Fear of losing a third consecutive final must have played on Nemo minds, but any thoughts were not allowed to gain residency, even when Crossmolina led by two points at half-time, inspired by the impressive Ciaran McDonald, who kicked five points to turn around Nemo’s early dominance.
In addition, the Mayo star was the creative force behind Cross’s goal, providing a lovely pass for Liam Moffat in the 20th minute. That opened up a 1-4 to 0-4 lead and though Nemo scored the next two points and Cross goalkeeper Barry Heffernan had to save well to deny Alan Cronin a goal, they suffered from the loss of Niall Geary and Martin Cronin to injury and McDonald’s point made it 1-6 to 0-7 at the break.
While Alan Cronin’s brace of points at the start of the second half looked to have put the momentum firmly in Nemo’s favour, those points were cancelled out by Joe Keane and Johnny Leonard.
With 16 minutes left, the sides were level at 0-10 to 1-7 and with seven minutes left it was 0-12 to 1-9, even though Moffett did go close to a second goal, punching McDonald’s delivery wide.
The game looked there for Nemo, but four uncharacteristic wides were preventing them from taking the initiative, but finally the breakthrough came as Colin Corkery sent over a massive point on the stroke of full-time – his sixth overall – and when Joe Kavanagh scored seconds later, there would be no denying the Capwell side, winners by 0-14 to 1-9. Morgan was, naturally, delighted at the resilience shown in winning at the third time of asking.
“Two years ago, it was similar,” he said, “we had our chances and we didn’t take them.
“After we managed to get back level near the end, I thought, ‘It’s not going to be our day again’, but there is no better man than Colin to have the ball in his hands at that moment for that score.
“He wasn’t having a particularly good day, but that is the thing about Colin.
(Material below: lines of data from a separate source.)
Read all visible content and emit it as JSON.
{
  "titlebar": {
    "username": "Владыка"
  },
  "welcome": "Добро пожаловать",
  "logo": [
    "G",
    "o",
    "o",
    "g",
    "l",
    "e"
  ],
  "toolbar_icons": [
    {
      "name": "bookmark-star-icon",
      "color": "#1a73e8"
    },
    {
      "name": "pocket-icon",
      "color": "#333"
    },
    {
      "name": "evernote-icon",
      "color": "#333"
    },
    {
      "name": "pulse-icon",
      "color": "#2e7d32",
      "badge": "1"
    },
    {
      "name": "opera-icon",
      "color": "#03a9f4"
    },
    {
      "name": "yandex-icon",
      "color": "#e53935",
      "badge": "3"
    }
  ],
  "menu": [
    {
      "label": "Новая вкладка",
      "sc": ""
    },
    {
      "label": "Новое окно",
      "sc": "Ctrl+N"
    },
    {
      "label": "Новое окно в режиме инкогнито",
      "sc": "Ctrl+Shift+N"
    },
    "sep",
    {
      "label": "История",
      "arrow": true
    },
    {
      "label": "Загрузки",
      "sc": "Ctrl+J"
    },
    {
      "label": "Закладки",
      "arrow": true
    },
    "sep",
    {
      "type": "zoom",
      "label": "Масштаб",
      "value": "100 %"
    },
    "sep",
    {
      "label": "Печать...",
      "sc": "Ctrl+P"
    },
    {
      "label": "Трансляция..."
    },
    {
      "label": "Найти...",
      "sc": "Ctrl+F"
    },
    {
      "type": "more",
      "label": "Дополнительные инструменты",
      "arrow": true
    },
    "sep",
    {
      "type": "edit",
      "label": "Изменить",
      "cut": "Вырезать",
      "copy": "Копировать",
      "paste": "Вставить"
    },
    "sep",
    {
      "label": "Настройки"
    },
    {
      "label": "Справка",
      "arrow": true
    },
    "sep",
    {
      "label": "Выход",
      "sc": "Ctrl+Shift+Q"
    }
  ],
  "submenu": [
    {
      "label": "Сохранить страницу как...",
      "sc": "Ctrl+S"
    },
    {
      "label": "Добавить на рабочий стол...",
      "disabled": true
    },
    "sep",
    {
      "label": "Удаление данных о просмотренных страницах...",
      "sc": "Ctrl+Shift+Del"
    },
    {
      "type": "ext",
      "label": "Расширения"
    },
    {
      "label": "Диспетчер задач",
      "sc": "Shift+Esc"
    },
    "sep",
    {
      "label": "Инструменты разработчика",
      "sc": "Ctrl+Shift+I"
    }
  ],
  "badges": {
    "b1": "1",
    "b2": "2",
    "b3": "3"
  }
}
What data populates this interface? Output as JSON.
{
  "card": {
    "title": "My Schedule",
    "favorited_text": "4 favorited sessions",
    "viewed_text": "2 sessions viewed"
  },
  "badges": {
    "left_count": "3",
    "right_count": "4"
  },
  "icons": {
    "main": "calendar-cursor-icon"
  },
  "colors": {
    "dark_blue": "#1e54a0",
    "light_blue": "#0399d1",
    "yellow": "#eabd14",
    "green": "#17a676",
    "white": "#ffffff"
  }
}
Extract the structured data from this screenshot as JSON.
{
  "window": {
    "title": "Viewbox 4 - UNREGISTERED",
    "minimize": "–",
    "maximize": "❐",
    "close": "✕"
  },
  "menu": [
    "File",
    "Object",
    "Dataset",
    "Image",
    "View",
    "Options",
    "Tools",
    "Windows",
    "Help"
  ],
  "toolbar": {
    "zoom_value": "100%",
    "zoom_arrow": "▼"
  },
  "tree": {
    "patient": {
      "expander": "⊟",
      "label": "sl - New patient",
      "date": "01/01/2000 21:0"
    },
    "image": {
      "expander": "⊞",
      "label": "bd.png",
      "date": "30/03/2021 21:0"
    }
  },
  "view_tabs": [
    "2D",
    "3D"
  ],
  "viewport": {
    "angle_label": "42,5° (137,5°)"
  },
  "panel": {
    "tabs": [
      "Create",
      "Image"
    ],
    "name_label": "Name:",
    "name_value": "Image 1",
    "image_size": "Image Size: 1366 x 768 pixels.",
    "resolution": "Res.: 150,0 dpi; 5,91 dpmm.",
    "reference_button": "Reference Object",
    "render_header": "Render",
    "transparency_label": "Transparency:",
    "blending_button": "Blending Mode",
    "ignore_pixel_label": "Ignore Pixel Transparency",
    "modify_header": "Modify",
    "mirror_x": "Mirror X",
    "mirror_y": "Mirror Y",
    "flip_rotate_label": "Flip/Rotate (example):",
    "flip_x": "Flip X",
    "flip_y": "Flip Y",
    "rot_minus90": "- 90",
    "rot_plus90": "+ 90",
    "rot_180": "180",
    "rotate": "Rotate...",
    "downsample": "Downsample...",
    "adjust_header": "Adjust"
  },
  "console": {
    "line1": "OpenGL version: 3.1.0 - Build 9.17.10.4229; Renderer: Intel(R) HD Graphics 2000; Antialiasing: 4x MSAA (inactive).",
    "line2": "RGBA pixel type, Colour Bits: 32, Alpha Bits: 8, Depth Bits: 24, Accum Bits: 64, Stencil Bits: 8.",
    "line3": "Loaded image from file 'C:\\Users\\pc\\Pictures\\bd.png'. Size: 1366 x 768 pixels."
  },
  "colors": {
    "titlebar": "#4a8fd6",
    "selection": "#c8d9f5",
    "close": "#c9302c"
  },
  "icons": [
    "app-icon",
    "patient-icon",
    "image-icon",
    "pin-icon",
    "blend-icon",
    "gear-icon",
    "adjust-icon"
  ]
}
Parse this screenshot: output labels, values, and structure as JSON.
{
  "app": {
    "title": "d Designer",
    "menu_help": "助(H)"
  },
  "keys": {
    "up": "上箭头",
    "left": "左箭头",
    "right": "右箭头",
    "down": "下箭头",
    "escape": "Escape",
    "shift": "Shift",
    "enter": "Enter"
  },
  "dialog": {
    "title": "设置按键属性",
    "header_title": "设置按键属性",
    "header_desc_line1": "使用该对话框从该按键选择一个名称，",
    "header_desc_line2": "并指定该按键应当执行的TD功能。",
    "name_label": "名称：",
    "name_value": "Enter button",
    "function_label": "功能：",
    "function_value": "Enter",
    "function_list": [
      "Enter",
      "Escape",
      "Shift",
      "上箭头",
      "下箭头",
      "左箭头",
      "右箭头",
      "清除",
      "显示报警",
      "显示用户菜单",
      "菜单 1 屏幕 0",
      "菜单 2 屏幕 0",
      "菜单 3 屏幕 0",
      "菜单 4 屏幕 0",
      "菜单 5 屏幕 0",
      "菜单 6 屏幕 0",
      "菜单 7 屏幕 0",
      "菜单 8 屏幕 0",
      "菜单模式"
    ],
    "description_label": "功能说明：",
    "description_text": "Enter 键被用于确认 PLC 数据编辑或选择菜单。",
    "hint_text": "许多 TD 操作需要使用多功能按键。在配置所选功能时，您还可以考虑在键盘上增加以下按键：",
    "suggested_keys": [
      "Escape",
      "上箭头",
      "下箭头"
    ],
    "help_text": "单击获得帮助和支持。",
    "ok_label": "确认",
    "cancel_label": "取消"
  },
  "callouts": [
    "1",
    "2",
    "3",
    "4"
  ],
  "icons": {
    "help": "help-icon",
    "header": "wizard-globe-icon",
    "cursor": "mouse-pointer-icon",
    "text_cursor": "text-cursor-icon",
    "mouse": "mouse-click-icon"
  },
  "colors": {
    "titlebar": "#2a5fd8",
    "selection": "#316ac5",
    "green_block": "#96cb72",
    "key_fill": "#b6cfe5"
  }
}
He doesn’t shirk from responsibility. He is able to pick out scores like that at any time.”
Steven O’Brien, who had been reinvented as a centre-forward early in the new millennium after stellar service as a centre-back of the highest calibre, had watched the closing stages from the bench. He had been involved in many great days, but wasn’t shy about ranking this win above them all.
“This probably ranks as the highest,” he said.
“What made this so special is to come back after a couple of disappointments. When you work with a group of players, that creates a real bond within the team. Losing an All-Ireland final is a terrible feeling and you want to come back here and win it with the same group of players and we have managed that.”
C Corkey 0-6 (0-1f, 0-1 45), A Cronin 0-4, K Kavanagh 0-3, K Cahill 0-1.
C McDonald 0-5 (0-1f), K Moffat 1-0, J Leonard 0-2, J Keane, G Walsh 0-1.
D Heaphy; L Kavanagh, N Geary, Seán O’Brien; G Murphy, M Cronin, M Daly; K Cahill, D Kavanagh; A Cronin, Steven O’Brien, M McCarthy; J Kavanagh, C Corkery, W Morgan.
P Brophy for Geary (15, injured), B O’Regan for M Cronin (26, injured), D Mehigan for Kavanagh, JP O’Neill for Steven O’Brien (55).
B Heffernan; S Rochford, T Nallen, C Reilly; P Gardiner, D Mulligan, G O’Malley; G Walsh, J Nallen; M Moyles, C McDonald, E Lavelle; L Moffat, J Keane, P McGuinness.
J Leonard for Lavelle (4, injured), P McAndrew for O’Malley (54).
B Crowe (Cavan).